And lest we forget, our protagonist descended into a gaping pit of crippling grief and social anxiety at the prospect of having to be associated with a couple of shorter inferiors.She was not crying because people would assume her less capable, less mature, and less intelligent because of her height.No, those adjectives are reserved for short people.Instead, she was upset at the prospect of being associated with short men for the span of five minutes during a public event.So no, we should not bend over backwards with shared pity in this situation.Certainly the anxiety which she experienced cannot be compared to the social stigma and systemic cultural barriers which attach to the two men standing on either side of her during the wedding.
While some sympathy may be warranted, we owe it to ourselves to discuss these issues honestly.Remember that we may all attend the anti-heightism banquet, but we must be allowed equal portions.We may all sit at the tables of brotherhood while snugly positioned in our comfortable chairs of sisterhood, but we mustn’t take up more space than needed.We may all partake in the creamed-corn of tolerance, the mash potatoes of justice, and the sweet dinner rolls of self-acceptance; but only through hard effort can we sip the lemonade of understanding to wash it all down.
And so, to our tall brothers and sisters - you are welcome at the banquet too. But please check your privilege at the door. You can pick it back up on your way out. But mind your foreheads - the door frame has a low clearance.

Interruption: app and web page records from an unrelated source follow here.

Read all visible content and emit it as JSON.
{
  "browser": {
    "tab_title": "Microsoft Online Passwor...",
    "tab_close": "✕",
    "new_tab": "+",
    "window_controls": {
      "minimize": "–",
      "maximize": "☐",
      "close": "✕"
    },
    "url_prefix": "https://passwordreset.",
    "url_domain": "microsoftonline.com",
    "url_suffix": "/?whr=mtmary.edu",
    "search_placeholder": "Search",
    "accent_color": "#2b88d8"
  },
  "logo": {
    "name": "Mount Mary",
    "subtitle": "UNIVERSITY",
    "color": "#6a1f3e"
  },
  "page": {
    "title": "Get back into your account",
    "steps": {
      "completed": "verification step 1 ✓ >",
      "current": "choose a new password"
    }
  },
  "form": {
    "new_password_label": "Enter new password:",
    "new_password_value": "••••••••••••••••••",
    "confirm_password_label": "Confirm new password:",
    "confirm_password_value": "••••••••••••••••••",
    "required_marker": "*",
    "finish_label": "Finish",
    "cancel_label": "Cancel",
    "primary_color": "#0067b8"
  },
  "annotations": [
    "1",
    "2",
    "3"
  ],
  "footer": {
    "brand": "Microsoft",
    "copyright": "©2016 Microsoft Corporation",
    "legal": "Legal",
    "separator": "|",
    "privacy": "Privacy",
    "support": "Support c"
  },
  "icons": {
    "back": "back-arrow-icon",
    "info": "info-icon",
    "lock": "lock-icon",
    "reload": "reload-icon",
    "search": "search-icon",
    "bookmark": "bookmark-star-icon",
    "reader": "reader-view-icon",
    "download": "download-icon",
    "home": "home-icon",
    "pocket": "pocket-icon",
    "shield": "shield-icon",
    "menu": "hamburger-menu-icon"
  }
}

TSC: Found this written by Dr. Paley on his own website. In between a lot of rather wordy advertising information, you will find these two paragraphs side-by-side:
Height and age requirements: I used to restrict stature lengthening according to maximum height criteria. I currently don’t have a maximum height threshold. The reason for this is that the risks and complications are independent of starting height. Furthermore the motivation to do this surgery, which in most people is called Height Neurosis or Height Dysphoria is also height independent. I have seen patients who are 5’10” just as bothered by their height as those who are 5’ tall. Psychological profiles of such tall and short patients were the same and the final result was the same. Therefore I don’t feel there is a reason to restrict this surgery by height. Age requirements 18-52.
Psychological Considerations: I also used to use a psychologist to evaluate all my patients before surgery. After more than 20 years I have gotten fairly good at doing this evaluation myself. The purpose of this evaluation is to make sure we are not operating upon patients with a body dysmorphic psychosis as well as to make sure that patients have the proper support required to undergo this procedure. Research we did on the psychological evaluation before vs after lengthening, showed that patients were happier after the lengthening and that the body image problems they had before surgery went away. Based on these results I am now making this surgery more available to prospective patients.
(And by explanation, I don’t mean “he fired his psychologist because he wasn’t being told what he wanted to hear”. Because we all already know that.)